We’ve been working hard on reducing our food waste and are a lot better than what we used to be (although there is probably room for improvement!).  But one area where we really struggle with, as parents, is dealing with toddler leftovers.

Our local council don’t offer food waste collections (although I have heard through the grapevine that they will next year).  We do compost all of our vegetable peelings and raw food waste, but leftover cooked food is a bit of a problem.

Toddlers and young kids are notoriously fussy eaters, and although our daughter isn’t as fussy as some (although she does have her moments!), she doesn’t always finish whats on her plate.   I try to reuse what I can to a point – however I draw the line at half chewed food or food that has already been reheated and then not eaten.  I feel so guilty at throwing it in the bin when there is probably something that can be done with it.

reducing food waste

Typical lunchtime leftover – uneaten omelette

When I was little my mum wouldn’t make me leave the table until I had eaten everything on the plate.  I can vividly remember being about six and sitting there for what felt like hours trying to eat some golden wonder potatoes which I absolutely hated (and still do!), in tears and gagging with every bite.  Have you had golden wonder potatoes before?  They are very dry and floury, and my mum used to boil them for us even though Wikipedia says you shouldn’t boil them!  I still feel sick at even the very mention of them and their vile dryness!

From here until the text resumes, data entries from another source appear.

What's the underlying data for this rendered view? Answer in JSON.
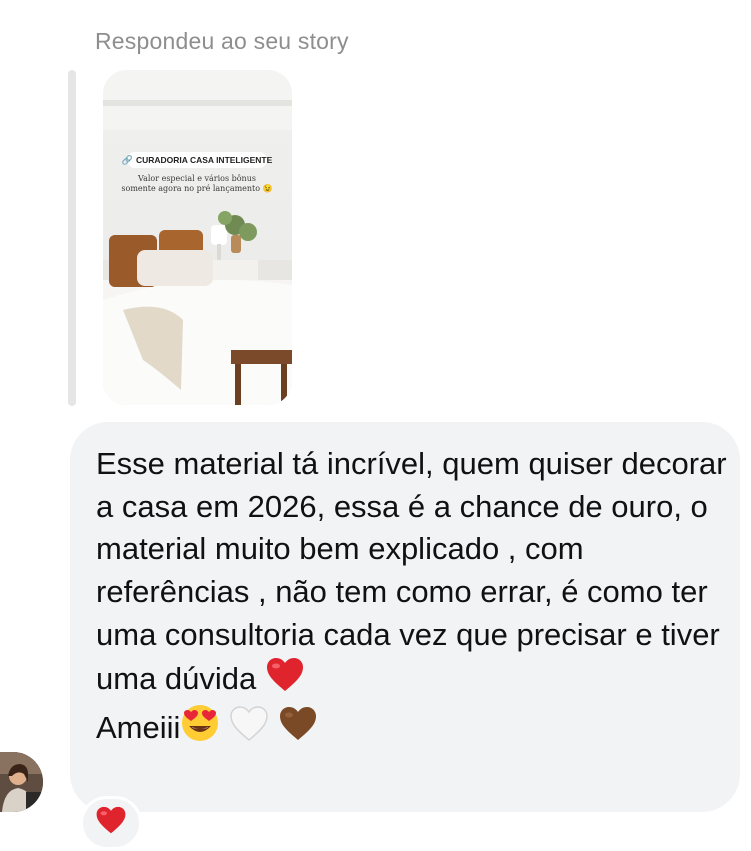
{
  "reply_header": {
    "label": "Respondeu ao seu story"
  },
  "story": {
    "sticker_label": "CURADORIA CASA INTELIGENTE",
    "caption": "Valor especial e vários bônus somente agora no pré lançamento 😉"
  },
  "message": {
    "text": "Esse material tá incrível, quem quiser decorar a casa em 2026, essa é a chance de ouro, o material muito bem explicado , com referências , não tem como errar, é como ter uma consultoria cada vez que precisar e tiver uma dúvida",
    "line2_text": "Ameiii",
    "emojis": [
      "red-heart",
      "heart-eyes",
      "white-heart",
      "brown-heart"
    ]
  },
  "reaction": {
    "emoji": "red-heart"
  }
}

On top of this, my primary school favoured the same approach.  You weren’t allowed to go outside and play until you had eaten everything.   My school used to serve disgusting hamburgers (aah, the eighties, when hamburgers were considered nutritious meals for children!) – consequently, until switching to vegetarianism, I was probably the only meat-eating young person who did not like burgers!  I also have terrible associations with rice pudding and anything similar.

While my parents and school were only doing what they thought was best for me at the time, I don’t like that I’ve got such bad feelings associated with some foods because of this approach.  I’ve only relatively recently started eating cauliflower after many many years of avoiding it like the plague.

Consequently we have quite a relaxed approach to my daughter’s eating.  We provide her with nutritious food and let her eat as much or as little as she likes.  While I hope this will help avoid future food hangups, it’s not great for our food waste situation!

So parents who have been there before, how do (or did) you cut down on your kid’s food waste?  Offer food in smaller portions?  Reduce snacking?  Or do you just accept it as necessary waste?  Or perhaps we’re being too liberal – do you insist they clear their plate?

Something I am interested in is bokashi.  I found this article on bokashi quite useful – has anyone else had a good or bad experience with it?

 I’d love to hear your thoughts on kids and food waste.  Perhaps you’re a clear your plate proponent?  Or is it just me or do you avoid certain foods after being made to eat them as a kid?